|Battle of the Somme
17th November 1916. Charles Henderson, MC, Chevalier of the Legion of Honour. E Social, 1900. Captain, 71st Battery, Royal Field Artillery. Killed in action at Martinpuich.
From Radley he passed fourth into the Royal Military Academy, Woolwich, and was gazetted to the Royal Field Artillery in 1906. He was killed by a shell which landed on the mess dug out of his battery.
At the time of his death he had passed his balloon course, and was an interpreter in French. During his last week’s leave he obtained the Royal Aero Club’s certificate as a pilot. He served in the battles of the Aisne and Marne with the R.F.A., and joined the Royal Horse Artillery during Ypres, 1914. He was present at the battles of La Bassee, Vermelles, Loos, Hulluch, and Hohenzollern, and was awarded the Cross of the Legion of Honour for commanding his battery during the last three battles. His name was sent up three times for the Military Cross.
His Brigadier-General wrote: He had a great future in front of him. His ability alone was far above the average, and his energy and power of getting work out of his men were extraordinary. I can honestly say that no officer in France served his King and country with greater zeal, ability, and courage, and I only wish that we all possessed in the same marked degree all those qualities which go to make a first-class soldier. His services up to the time of his death had only been rewarded by the Legion of Honour, and I much regret that such a magnificent soldier had not received further recognition.

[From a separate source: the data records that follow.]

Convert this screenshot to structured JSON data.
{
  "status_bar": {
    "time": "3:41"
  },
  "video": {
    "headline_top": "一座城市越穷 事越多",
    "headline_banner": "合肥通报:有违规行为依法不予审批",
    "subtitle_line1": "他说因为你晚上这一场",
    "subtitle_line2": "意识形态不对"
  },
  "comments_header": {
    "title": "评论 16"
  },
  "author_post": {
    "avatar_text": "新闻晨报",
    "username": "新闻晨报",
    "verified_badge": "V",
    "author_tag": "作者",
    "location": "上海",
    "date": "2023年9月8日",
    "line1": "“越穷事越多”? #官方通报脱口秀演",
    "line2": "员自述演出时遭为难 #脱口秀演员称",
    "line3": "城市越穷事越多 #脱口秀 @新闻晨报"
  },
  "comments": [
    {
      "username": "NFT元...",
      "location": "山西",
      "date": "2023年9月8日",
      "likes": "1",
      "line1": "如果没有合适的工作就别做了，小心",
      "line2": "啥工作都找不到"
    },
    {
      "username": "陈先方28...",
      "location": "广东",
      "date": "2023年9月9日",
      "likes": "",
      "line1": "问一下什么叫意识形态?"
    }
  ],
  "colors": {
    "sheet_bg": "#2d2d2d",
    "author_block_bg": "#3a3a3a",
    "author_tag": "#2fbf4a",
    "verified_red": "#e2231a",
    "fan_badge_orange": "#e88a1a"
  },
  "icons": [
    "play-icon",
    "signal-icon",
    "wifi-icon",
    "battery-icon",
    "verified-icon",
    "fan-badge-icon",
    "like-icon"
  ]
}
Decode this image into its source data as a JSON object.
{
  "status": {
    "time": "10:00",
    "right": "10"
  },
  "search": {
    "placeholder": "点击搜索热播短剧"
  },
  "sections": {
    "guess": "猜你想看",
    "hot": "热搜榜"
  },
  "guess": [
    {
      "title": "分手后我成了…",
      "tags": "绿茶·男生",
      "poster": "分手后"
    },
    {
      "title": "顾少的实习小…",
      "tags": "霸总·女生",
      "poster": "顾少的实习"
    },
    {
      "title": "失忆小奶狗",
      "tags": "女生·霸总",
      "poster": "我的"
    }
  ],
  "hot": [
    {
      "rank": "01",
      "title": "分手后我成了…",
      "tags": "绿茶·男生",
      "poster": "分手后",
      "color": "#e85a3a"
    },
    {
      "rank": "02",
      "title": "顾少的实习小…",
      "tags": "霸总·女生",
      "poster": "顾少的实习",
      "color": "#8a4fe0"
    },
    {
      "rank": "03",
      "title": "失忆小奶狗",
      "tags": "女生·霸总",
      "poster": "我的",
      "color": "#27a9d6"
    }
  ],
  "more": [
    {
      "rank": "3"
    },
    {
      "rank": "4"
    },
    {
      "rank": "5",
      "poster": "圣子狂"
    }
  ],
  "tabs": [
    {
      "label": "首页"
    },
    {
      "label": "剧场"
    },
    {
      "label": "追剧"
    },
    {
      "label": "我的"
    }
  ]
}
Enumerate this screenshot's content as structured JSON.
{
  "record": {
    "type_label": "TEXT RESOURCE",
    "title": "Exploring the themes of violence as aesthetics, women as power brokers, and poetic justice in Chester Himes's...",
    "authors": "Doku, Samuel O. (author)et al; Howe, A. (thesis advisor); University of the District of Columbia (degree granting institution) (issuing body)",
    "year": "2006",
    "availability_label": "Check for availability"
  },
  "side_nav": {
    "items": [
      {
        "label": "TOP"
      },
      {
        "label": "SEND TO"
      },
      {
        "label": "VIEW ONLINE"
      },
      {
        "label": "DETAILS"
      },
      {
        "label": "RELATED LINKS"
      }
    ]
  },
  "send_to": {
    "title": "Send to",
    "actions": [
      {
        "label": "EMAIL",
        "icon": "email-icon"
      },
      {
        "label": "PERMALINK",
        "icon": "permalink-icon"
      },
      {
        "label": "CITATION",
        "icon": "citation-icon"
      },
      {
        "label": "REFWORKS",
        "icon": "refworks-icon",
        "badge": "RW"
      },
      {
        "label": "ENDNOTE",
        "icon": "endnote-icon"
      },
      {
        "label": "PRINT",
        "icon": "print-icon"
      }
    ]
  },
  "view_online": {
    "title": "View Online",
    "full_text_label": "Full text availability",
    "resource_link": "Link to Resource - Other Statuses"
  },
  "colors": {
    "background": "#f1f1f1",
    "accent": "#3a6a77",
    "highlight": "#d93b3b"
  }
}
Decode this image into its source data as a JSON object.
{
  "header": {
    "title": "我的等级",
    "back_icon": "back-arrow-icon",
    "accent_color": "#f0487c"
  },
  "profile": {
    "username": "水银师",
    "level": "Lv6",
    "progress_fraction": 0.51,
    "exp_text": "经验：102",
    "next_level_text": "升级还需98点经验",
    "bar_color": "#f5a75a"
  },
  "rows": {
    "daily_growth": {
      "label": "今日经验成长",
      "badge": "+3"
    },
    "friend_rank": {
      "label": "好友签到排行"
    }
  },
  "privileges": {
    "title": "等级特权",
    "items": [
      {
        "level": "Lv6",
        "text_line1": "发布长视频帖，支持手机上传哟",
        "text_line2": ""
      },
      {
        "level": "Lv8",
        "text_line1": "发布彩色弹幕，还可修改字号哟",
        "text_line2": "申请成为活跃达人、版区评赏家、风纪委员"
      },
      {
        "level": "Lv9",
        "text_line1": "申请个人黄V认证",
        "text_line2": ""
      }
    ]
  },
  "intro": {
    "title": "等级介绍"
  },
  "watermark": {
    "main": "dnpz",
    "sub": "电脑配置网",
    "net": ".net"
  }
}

He is commemorated by a stained glass window in Radley College Chapel.
The British Archives of Falconry own his hawking diary, started in 1903 when he was a boy at Radley.
The grave of Charles Henderson at Flatiron Copse Cemetery. Photographed for ‘Marching in Memory’ for Combat Stress, July 2015
Charles Henderson, MC, Chevalier of the Legion of Honour. Captain, 71st Battery, Royal Field Artillery. kia Battle of the Somme